• [What is required] Look through the listing below for the word "content" and copy every line where it occurs.
********
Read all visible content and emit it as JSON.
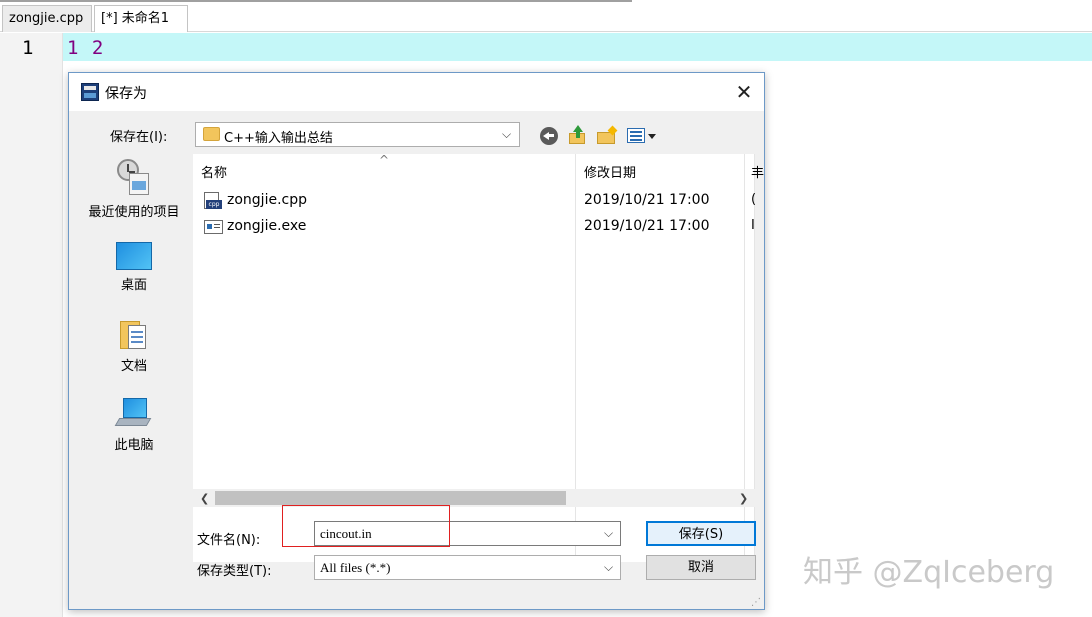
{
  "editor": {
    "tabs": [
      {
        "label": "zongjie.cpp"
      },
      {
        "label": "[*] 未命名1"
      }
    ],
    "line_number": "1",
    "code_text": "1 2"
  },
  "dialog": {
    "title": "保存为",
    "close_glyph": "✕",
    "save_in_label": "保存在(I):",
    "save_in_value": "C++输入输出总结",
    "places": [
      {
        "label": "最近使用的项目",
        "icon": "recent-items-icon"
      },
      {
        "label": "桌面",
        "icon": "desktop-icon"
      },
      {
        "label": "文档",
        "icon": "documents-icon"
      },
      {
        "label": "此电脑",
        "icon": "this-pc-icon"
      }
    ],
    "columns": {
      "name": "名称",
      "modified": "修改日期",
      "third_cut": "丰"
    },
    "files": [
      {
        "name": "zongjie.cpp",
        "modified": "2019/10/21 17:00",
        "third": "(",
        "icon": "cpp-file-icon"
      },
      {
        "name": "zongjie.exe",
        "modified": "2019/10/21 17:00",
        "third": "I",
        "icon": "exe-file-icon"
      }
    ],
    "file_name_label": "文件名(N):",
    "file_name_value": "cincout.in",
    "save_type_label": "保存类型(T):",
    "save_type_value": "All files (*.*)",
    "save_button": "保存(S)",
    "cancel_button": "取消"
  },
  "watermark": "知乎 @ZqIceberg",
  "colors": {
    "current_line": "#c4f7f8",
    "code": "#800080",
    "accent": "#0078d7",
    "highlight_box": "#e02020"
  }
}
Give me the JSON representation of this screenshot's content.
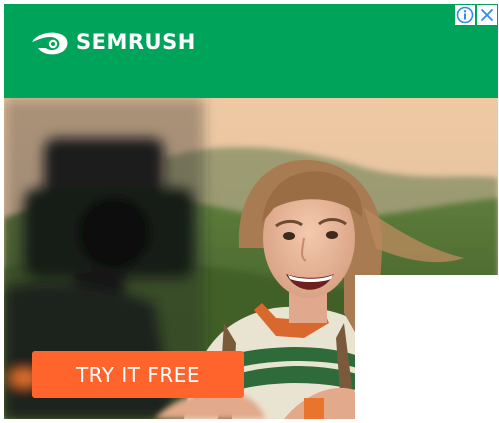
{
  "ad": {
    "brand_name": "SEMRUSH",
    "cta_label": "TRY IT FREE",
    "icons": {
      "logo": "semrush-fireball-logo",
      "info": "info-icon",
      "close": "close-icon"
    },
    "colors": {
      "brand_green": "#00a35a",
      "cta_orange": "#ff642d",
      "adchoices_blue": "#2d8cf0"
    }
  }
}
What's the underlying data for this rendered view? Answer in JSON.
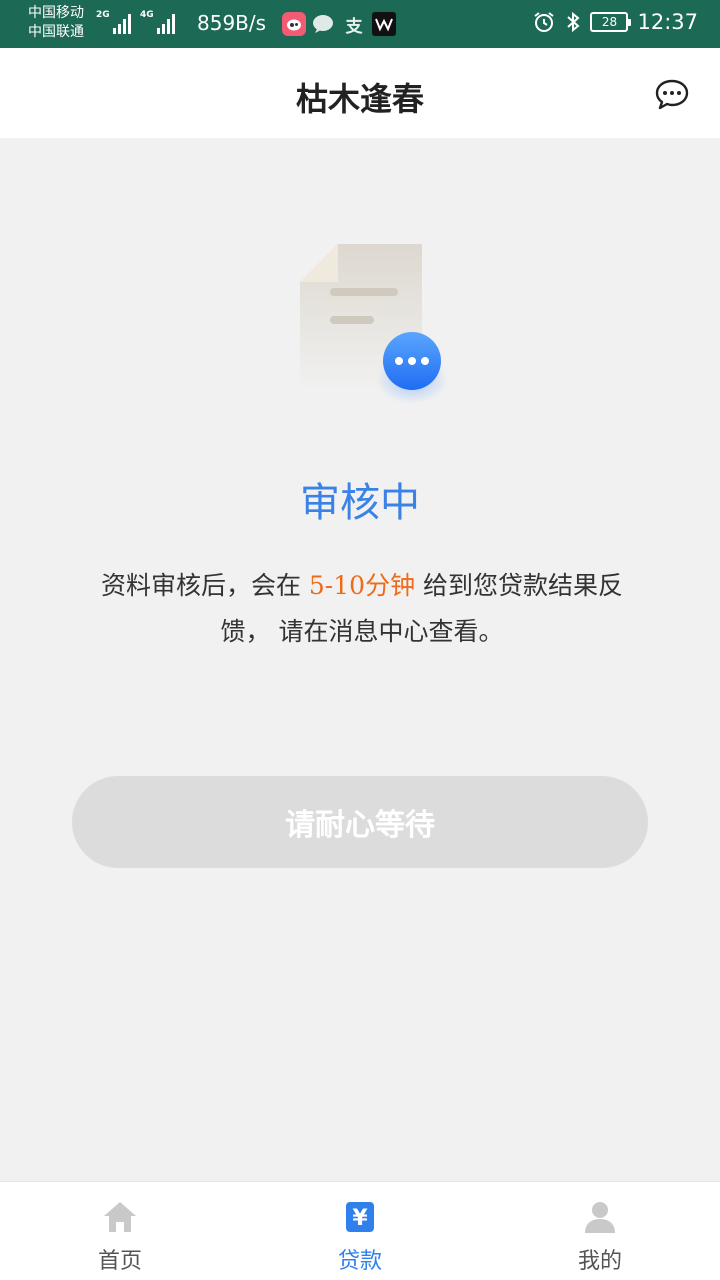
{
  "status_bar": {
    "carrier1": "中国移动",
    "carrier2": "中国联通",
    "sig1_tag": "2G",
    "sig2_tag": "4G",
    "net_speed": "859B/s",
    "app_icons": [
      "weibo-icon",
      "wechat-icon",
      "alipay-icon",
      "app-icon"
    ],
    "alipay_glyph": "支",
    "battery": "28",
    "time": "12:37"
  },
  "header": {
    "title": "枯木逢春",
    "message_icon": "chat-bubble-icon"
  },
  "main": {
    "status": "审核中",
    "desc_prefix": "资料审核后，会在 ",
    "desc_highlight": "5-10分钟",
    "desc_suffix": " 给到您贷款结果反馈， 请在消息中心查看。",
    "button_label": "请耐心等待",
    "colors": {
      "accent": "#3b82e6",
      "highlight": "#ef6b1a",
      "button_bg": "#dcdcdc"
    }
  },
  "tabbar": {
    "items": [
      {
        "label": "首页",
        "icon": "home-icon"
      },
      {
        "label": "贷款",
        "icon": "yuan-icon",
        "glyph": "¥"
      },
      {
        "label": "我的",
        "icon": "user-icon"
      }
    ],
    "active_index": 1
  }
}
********
• [Answer for the task]
Read all visible content and emit it as JSON.
Give me the JSON representation of this screenshot's content.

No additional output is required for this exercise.